was committed, dissuaded him from presenting it, as having no express instruction to that effect, it might be attended with dangerous consequences to
As far therefore now as American affairs were under Franklin's guidance, they were approaching a crisis. Ministers were treating him with respect and with contempt alternately. He was thought too much of an American to be supposed to have English interests at heart, while the more ardent republican
leaders would have thought him too much of an Englishman in his concessions, to be a true American. On the whole there is no part of the life of this great man, in which he shines with greater lustre than'at this period. The whole weight of his public character and well-earned fame, he threw into these efforts for the public peace. The associate of Howe, and the friend and counsellor of Chatham, it is mournful to see him retiring from amongst the constellation of England's great men, to rise in another hemisphere amidst her rivals and her foes. But the ministry acted towards him with as much private meanness, as with public bad faith.

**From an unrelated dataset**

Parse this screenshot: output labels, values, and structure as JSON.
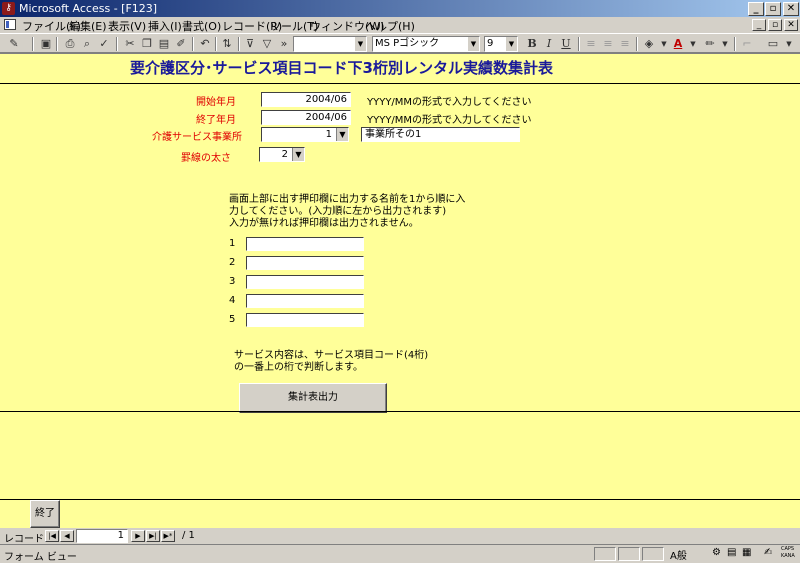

While they trifled with Franklin as a public man, he was harassed in the court of Chancery by those whom he had good reason to suppose their agents, (on the subject of Hutchinson's letters,) until disgusted with his situation, he resolved to seek his native shores.
The evening before he left London, he had a pleasing proof however of the honesty of his Quaker friends; Dr Fothergill sent him a note enclosing letters for Philadelphia, in which he spoke out plainly respecting what he saw of ministers, asserting that whatever specious pretences were made, “they are all hollow, and that to get a larger field, in which to fatten a herd of worthless parasites, was all that was regarded." “Perhaps,” he adds, “it may be proper to acquaint them (their friends in Philadelphia) with David Barclay's and our united endeavours, and the effects. They will stun at least, if not convince the most worthy, that nothing very favourable is intended, if more unfavourable articles cannot be obtained."